We went to visit a factory a few weeks back. One of those “get to know the neighborhood” things. Juarez’s factories, or “maquilas,” are the economic engine of the city. We walked down to the production floor. Long assembly lines, mostly women, put together computer monitors and plasma TVs which groups of men then wrap, pack, and stack in infinite rows. We walked along the line, stopping at each step in the assembly process. One woman in particular caught my attention. As the assembled monitors came to her she would twist each on its stand: left, right, up, down, left, right. Then she would send it along the line and turn her attention to the next. Left, right, up, down, left, right. Next. I wondered if at night she dreamed of a never-ending line of monitors to be swiveled. I wondered if, in her idle moments, her hands still made those motions involuntarily. Left, right. Up, down.
She works forty hours a week. She makes $250 a month. The monitor retails for $300.

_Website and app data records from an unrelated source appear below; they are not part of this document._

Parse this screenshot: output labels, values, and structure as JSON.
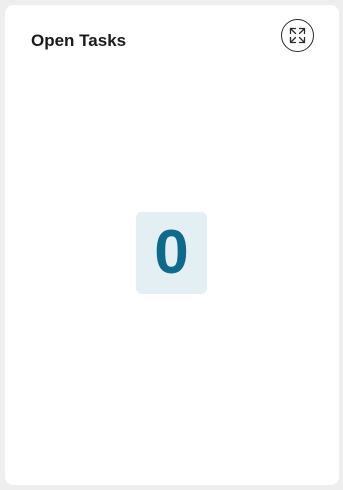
{
  "card": {
    "title": "Open Tasks",
    "expand_icon": "expand-arrows-icon",
    "count": "0"
  },
  "colors": {
    "page_background": "#eeeeee",
    "card_background": "#ffffff",
    "title_text": "#1b1b1b",
    "count_background": "#e3eff3",
    "count_text": "#0d6a8c"
  }
}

On the visa line I see 100 to 150 faces a day. They pass in front of my window every two to three minutes. I take their fingerprints. I ask them a few questions. I make a decision.
I remember a few details: a toddler’s pigtails; an old man’s hand on his wife’s shoulder; a woman’s pink t-shirt that read “Las Vegas Does it Better!”
I forget almost everything.
I make people cry, smile, glare in disgust, and wander away puzzled. On my best days I am quick, painless, easily forgotten. On my worst I am the devil behind two panes of glass handing you a piece of paper, telling you I’m sorry, calling the next number. It’s 8am, it’s 12pm, it’s 4pm. The woman takes the paper, tears pool below the cataracts in her eyes, and the guard points her towards the exit.
I shuffle paper, tap on the keyboard, wiggle the mouse up, down, left, right. I dream of computer screens and waiting rooms. I dream of adjudicating visas for my dog. My grandmother. Vampires.
Every day I sit behind bulletproof glass and talk in to a microphone. Maybe I’m a diplomat, maybe I’m making change on the Jersey Turnpike. My drive home is Autobahn meets Thunderdome — beat-up cars, shiny trucks just waiting to be carjacked, convoys of federal police, their faces covered, their guns at the ready.
At night: a walk with the dog down nearly empty streets, a cocktail with friends as the sinking sun bleeds orange across the clouds. It gets late and a sixteen-piece mariachi band wanders in, their jackets sparkling and their pants clanking with metallic embellishment. They play song after song. The lights come up on the border fence and bleach the night sky.
There’s a grim, carnival-esque feel to everything. At stoplights people come up to my car to sell me cigarettes, guavas, a SpongeBob SquarePants sleeping bag, and the daily paper. Sheet-covered corpses are sprawled across the whole front page.
The dry heat is broken by sudden thunderstorms that come from nowhere to pull a black cloak across the sky. Wind bends the trees backward. Rain spits onto sizzling pavement and creates lakes in the uneven, oft-patched streets. Violent thunder and brisk snaps of lightning bring a halt to the rain and then suddenly the storm is over. The clouds part, a rainbow streaks down to meet the horizon.
My neighbors party late into the night. A barbecue, a bouncy castle for the kids, empty bottles of Tanqueray lay abandoned on the grass and at 3am: karaoke. First Julio Iglesias, then Gloria Estefan, then Lady Gaga. In the morning pink vomit covers the sidewalk.
People have dinner parties. You buy a bonsai tree at the gas station on your way home. A teenager in white face paint and stained overalls juggles flaming torches beside the highway.
I sit in my chair, I switch the microphone on, I call the next person to my window.